I moved my left hand to the front of the Mac to counteract the pressure, and accidentally hit the reset/power switch there, which caused the Mac to switch on while I was inside it. Yikes!
Well, there was nothing to do then but extract myself from the innards and let it boot.
I noticed that it booted fine. In fact, much faster than it had the previous times. So I decided to check the System Profiler again.
Eureka! The removables were visible there!
However, I didn't try the eject function or anything else, since the case was wide open. Instead, I shut down, closed it back up, and turned it on again.
Yes! The disk tray ejected just fine! It also read a OS X CD. I retrieved one of my PC ZIP disks, and the G4 read that fine as well! Yay!
I checked several of the mainstream eject command actions on the G4 to make sure they all worked (they did).
I also checked to make sure the G4 could still see the internet too (it could).
Somehow the Airport card had interfered with all the removable drives on the machine.
It turned out my brother-in-law had bought the wrong Airport card for a Mac laptop they owned (maybe an iBook?), where it wouldn't work, and tried sticking it in the G4 (where it also wouldn't work). Then forgot about it, by the time he got around to trying to use the DVD drive and ZIP.
The Airport card had even been installed wrong-side-up. But you could only know that by examining the PDF manual online at Apple.

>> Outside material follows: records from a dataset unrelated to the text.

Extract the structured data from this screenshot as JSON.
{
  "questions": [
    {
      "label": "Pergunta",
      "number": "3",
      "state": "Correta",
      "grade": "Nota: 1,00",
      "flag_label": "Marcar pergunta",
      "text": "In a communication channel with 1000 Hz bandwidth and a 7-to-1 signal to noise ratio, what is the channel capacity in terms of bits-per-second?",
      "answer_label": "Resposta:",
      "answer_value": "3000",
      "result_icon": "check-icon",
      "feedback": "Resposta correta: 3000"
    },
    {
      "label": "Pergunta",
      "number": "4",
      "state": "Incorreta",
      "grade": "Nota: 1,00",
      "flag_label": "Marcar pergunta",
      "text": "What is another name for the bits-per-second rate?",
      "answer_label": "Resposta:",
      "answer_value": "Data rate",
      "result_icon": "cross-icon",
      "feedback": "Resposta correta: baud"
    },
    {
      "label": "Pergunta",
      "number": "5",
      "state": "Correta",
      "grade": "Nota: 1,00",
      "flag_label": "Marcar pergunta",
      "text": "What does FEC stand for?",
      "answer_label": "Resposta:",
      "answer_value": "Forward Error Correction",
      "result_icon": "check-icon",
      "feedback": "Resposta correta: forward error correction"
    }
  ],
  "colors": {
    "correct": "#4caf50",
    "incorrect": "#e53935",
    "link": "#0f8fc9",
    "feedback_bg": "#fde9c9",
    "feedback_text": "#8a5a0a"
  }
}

I sure do hope this helps some of the other Mac users out there where "No burning device was found".